The story of small triumphing over big is a familiar one. David, after all, did slew Goliath. But how familiar is the story of small cap stocks outperforming their bigger cousins? The answer may surprise you and it’s our thesis that in terms of generating alpha (outsized returns) in investing, small caps contain the most value and present traders with greater arbitrage opportunities relative to their peers.
It’s a bold claim, we know but there’s some strong proof.
Let’s start by looking at the so-called supposed disadvantages of small caps – our point here being that we don’t consider them disadvantages at all. On the contrary, we believe that these inherent characteristics are most beneficial to traders.
Disadvantages of small cap stocks
Small caps are sometimes skirted for their volatility. These are the wild swings that take a stock anywhere from 10% to 200% in a single day. We won’t be disingenuous in our argument and say these swings always go in one direction. The fact is these wild volatility swings can and do take small caps in both directions – up and down.
But therein lays the opportunity. Small caps are capable of delivering outsized gains in ways that established large caps never can. The chances of Google (Now Alphabet Inc.) moving more than 10% in any direction in a single day are slim to none.
Lack of industry coverage
Another so-called disadvantage of small caps is the lack of industry coverage that these sized companies receive. The truth is the large media houses are part of a giant system that favors the large companies (think about who spends on advertisements with these large mainstream media networks). Hint: Companies with large advertising budgets.

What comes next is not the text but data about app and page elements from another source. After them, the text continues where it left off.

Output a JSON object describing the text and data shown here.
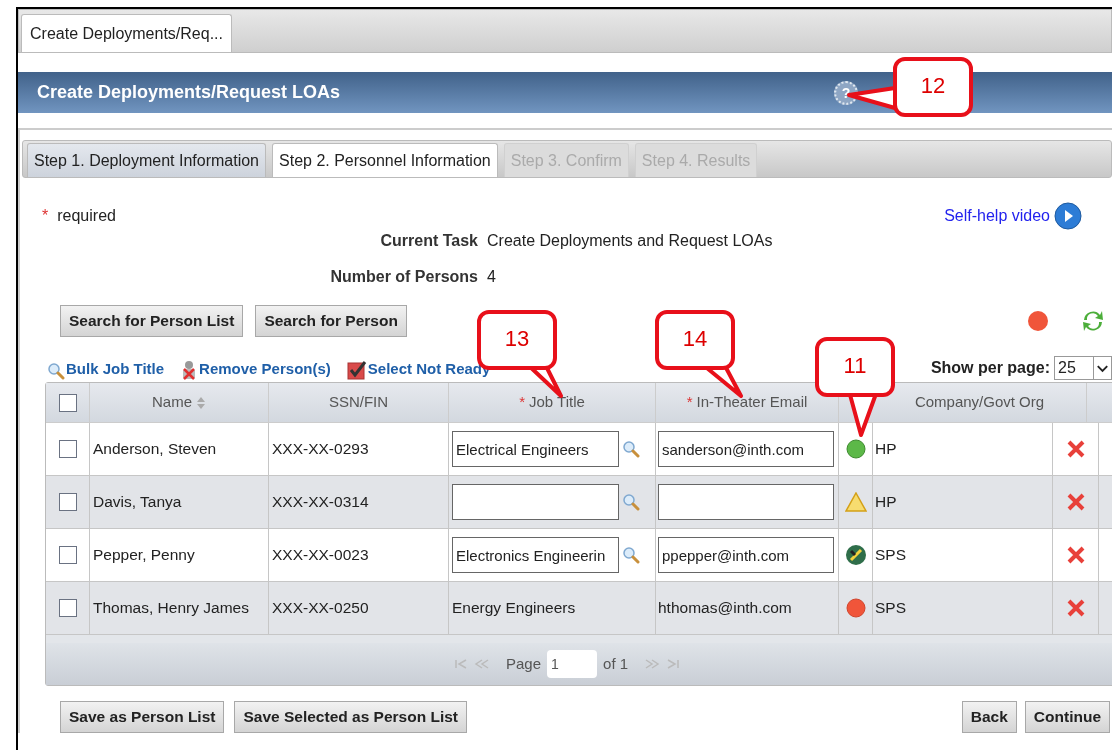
{
  "window_tab": {
    "label": "Create Deployments/Req...",
    "selected": true
  },
  "header": {
    "title": "Create Deployments/Request LOAs",
    "help_icon": "?"
  },
  "steps": [
    {
      "label": "Step 1. Deployment Information",
      "selected": false,
      "disabled": false
    },
    {
      "label": "Step 2. Personnel Information",
      "selected": true,
      "disabled": false
    },
    {
      "label": "Step 3. Confirm",
      "selected": false,
      "disabled": true
    },
    {
      "label": "Step 4. Results",
      "selected": false,
      "disabled": true
    }
  ],
  "required_note": {
    "mark": "*",
    "text": "required"
  },
  "self_help_link": "Self-help video",
  "info": [
    {
      "label": "Current Task",
      "value": "Create Deployments and Request LOAs"
    },
    {
      "label": "Number of Persons",
      "value": "4"
    }
  ],
  "search_buttons": [
    "Search for Person List",
    "Search for Person"
  ],
  "actions": [
    {
      "kind": "search",
      "label": "Bulk Job Title"
    },
    {
      "kind": "remove",
      "label": "Remove Person(s)"
    },
    {
      "kind": "check",
      "label": "Select Not Ready"
    }
  ],
  "per_page": {
    "label": "Show per page:",
    "value": "25"
  },
  "table": {
    "select_all": {
      "checked": false
    },
    "columns": [
      {
        "label": "Name",
        "required": false,
        "sortable": true
      },
      {
        "label": "SSN/FIN",
        "required": false,
        "sortable": false
      },
      {
        "label": "Job Title",
        "required": true,
        "sortable": false
      },
      {
        "label": "In-Theater Email",
        "required": true,
        "sortable": false
      },
      {
        "label": "Company/Govt Org",
        "required": false,
        "sortable": false
      }
    ],
    "required_mark": "*",
    "rows": [
      {
        "checked": false,
        "name": "Anderson, Steven",
        "ssn": "XXX-XX-0293",
        "editable": true,
        "job_title": "Electrical Engineers",
        "email": "sanderson@inth.com",
        "kind": "ready",
        "org": "HP"
      },
      {
        "checked": false,
        "name": "Davis, Tanya",
        "ssn": "XXX-XX-0314",
        "editable": true,
        "kind": "warning",
        "org": "HP"
      },
      {
        "checked": false,
        "name": "Pepper, Penny",
        "ssn": "XXX-XX-0023",
        "editable": true,
        "job_title": "Electronics Engineerin",
        "email": "ppepper@inth.com",
        "kind": "edit",
        "org": "SPS"
      },
      {
        "checked": false,
        "name": "Thomas, Henry James",
        "ssn": "XXX-XX-0250",
        "editable": false,
        "job_title": "Energy Engineers",
        "email": "hthomas@inth.com",
        "kind": "not_ready",
        "org": "SPS"
      }
    ],
    "pager": {
      "label": "Page",
      "page": "1",
      "of": "of 1"
    }
  },
  "bottom_buttons_left": [
    "Save as Person List",
    "Save Selected as Person List"
  ],
  "bottom_buttons_right": [
    "Back",
    "Continue"
  ],
  "callouts": [
    "12",
    "13",
    "14",
    "11"
  ]
}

The coverage they offer for say Alphabet Inc. is geared towards a multiplicity of stakeholders. More often than not though, the coverage is “agenda” based.
TV ratings, political leanings, and economics – they all play a part in hogging the media coverage away from small caps.
But here’s the upside to that lack of coverage. Small caps, due to their under-the-radar nature, often provide sustained opportunities for alpha returns. Simply put, increased arbitrage opportunities when they do come, arrive to a smaller group of traders and investors. This increases the size of the pot considerably.
The value and returns delivered by small over large can be looked at from another angle. From this angle we see in a real-world setting that traders are better off – over the long haul – in stacking small cap stocks in their portfolio. Incidentally, small caps are not dissimilar to penny stocks.
Large Cap Stocks Vs Small Cap Stocks
Let’s take the historical example of large cap stock IBM vs. small cap stock, Wilson’s Leather. According to historical data from Jan 08, 2007, UBS Securities upped its rating of IMB stock from “neutral” to “buy.” In typical large-cap fashion, shares in IMB barely budged, climbing only $1.17 for a 1% uptick in price.
Contrast that move with Wilson’s Leather back on September 6, 2005. When Brean Murry upgraded its stock from “accumulate” to “strong buy,” investors went nuts. The initial uptick was 4% on the day of the announcement but over a week the stock climbed 12%!
“We think small caps have benefited as the dollar strengthens significantly against other major currencies, and we think that should continue,” said Chris Retzler, manager at Needham Growth Fund.
David Lefkowitz, senior equity strategist for UBS Wealth Management Research is even more pointed: “We’re bullish on small- and mid-caps.”
What drives such optimism for small caps over large caps? One possible source is data from Ibbotson Associates, an investment-consulting firm that tracks market data over both the long and short terms.
In one analysis Ibbotson found that small caps have increased in value by an average of more than 12% per year between 1927 and 2007. Over the same period large caps have increased by a little over 10%. Pitiful.
The above should hopefully convince you of the power that lies within the small cap stocks. They are the real engines of growth for traders looking to make serious money from the stock market.